partnered with his father to operate a ranch in Cole County, Oklahoma.
In 1922 Sweeten moved to Kansas City, Kansas, to work for the Otis
Elevator Company, and transferred to the company's facility in Dallas.
In 1930 Sweeten entered law enforcement when he was appointed a deputy
constable in Trinidad,
Texas, and the next year became a deputy sheriff. In 1932 he was
elected sheriff of Henderson
County; at age twenty-seven, he was the youngest sheriff in Texas.
Sweeten remained county sheriff until 1954.
Standing six feet, four inches and weighing 225 pounds, Sweeten became
known as a tough enforcer of the law, and critics thought some of
his tactics went beyond the law. He reportedly interrogated one suspect
for sixteen consecutive days and nights, and some assumed they would
lose their lives if they crossed Sweeten. In fact, Sweeten did shoot
nine men, three fatally, during his tenure of office, including Gerald
Johnson, a.k.a. The Dallas Kid, following a high-speed chase through
the streets of Athens.
Likely Sweeten's tough reputation made more violence unnecessary.
After the Supreme Court restricted many law enforcement tactics in
the 1960s, Sweeten admitted that likely he would not have solved as
many cases had he been forced to follow more restrictive rules regarding
In 1954 Sweeten gave up his sheriff's badge for a job with Mobil Oil
Company as an investigator. He won election as mayor of Athens
in 1960 and served until 1970. Sweeten died in 1980 and is buried
| © Archie
A syndicated column in over 70 East Texas newspapers
This column is provided as a public service by the East Texas Historical
Association. Archie P. McDonald is director of the Association and
author of more than 20 books on Texas.
A couple of the
many, many stories about Henderson County Sheriff Jess Sweeten. Jess
was considered the best 'money shooter' in the state. Captain Frank
Hamer was always reluctant to get into shooting matches, but somebody
finally persuaded him to shoot against Sweeten. When they got to the
range, Hamer said "Do you mind if I warm up a mite?" He pulled Old
Lucky, his Colt Single-action Army, elevated the muzzle, fired--and
hit a white rock about the size of a man's fist at somewhere close
to 100 yards. Then he did it again. Jess Sweeten never took his pistol
out of the holster. "Forty yards is pistol distance," he said.
Subject: Jess Sweeten
There was an old black man in Athens who made and sold excellent tamales.
He had a tamale-vending cart, and he would push it around Athens,
calling out "Hot tamales! Hot tamales!" Eventually he began to call
out "Hot tamales--an' that ain't all!" A little investigation by the

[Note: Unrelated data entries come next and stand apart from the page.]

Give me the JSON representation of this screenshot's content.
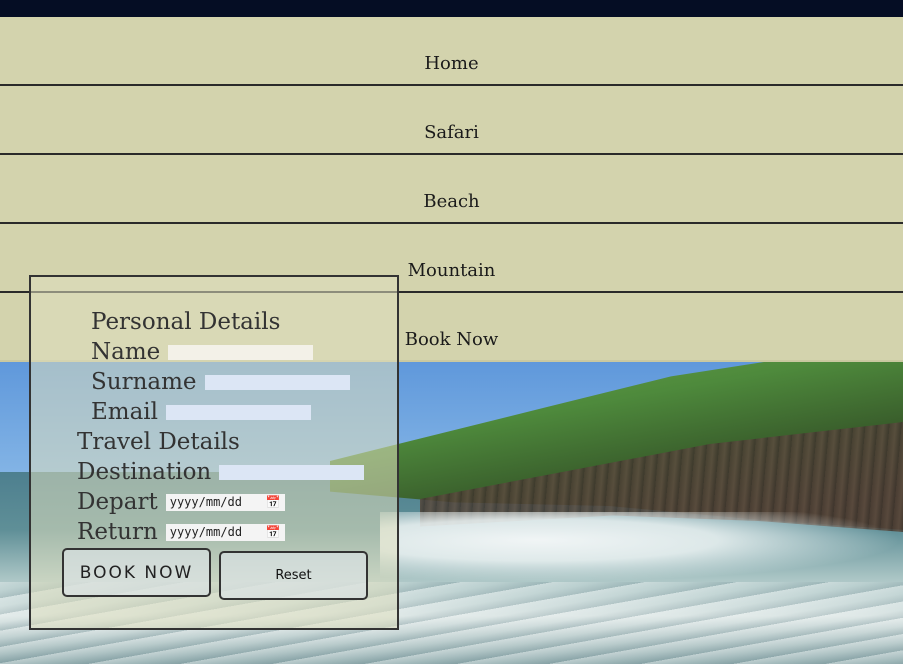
{
  "nav": {
    "items": [
      {
        "label": "Home"
      },
      {
        "label": "Safari"
      },
      {
        "label": "Beach"
      },
      {
        "label": "Mountain"
      },
      {
        "label": "Book Now"
      }
    ]
  },
  "form": {
    "personal_heading": "Personal Details",
    "name_label": "Name",
    "surname_label": "Surname",
    "email_label": "Email",
    "travel_heading": "Travel Details",
    "destination_label": "Destination",
    "depart_label": "Depart",
    "depart_placeholder": "yyyy/mm/dd",
    "return_label": "Return",
    "return_placeholder": "yyyy/mm/dd",
    "book_button": "BOOK NOW",
    "reset_button": "Reset"
  },
  "icons": {
    "calendar": "calendar-icon"
  },
  "colors": {
    "topbar": "#050d24",
    "nav_bg": "#d3d3ad",
    "panel_bg": "#deDEBE"
  }
}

sheriff disclosed that the old man was selling half-pint bottles of
moonshine as well as tamales. He sold excellent tamales and Sheriff
Sweeten was a regular customer. He had a long, private talk with the

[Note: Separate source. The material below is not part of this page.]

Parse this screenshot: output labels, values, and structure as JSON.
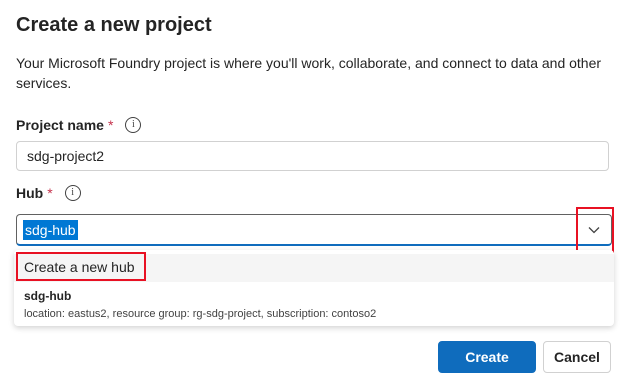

old man, after which his call became "Hot tamales! Hot tamales! AND
THAT'S ALL!" -
C. F. Eckhardt, August 14, 2006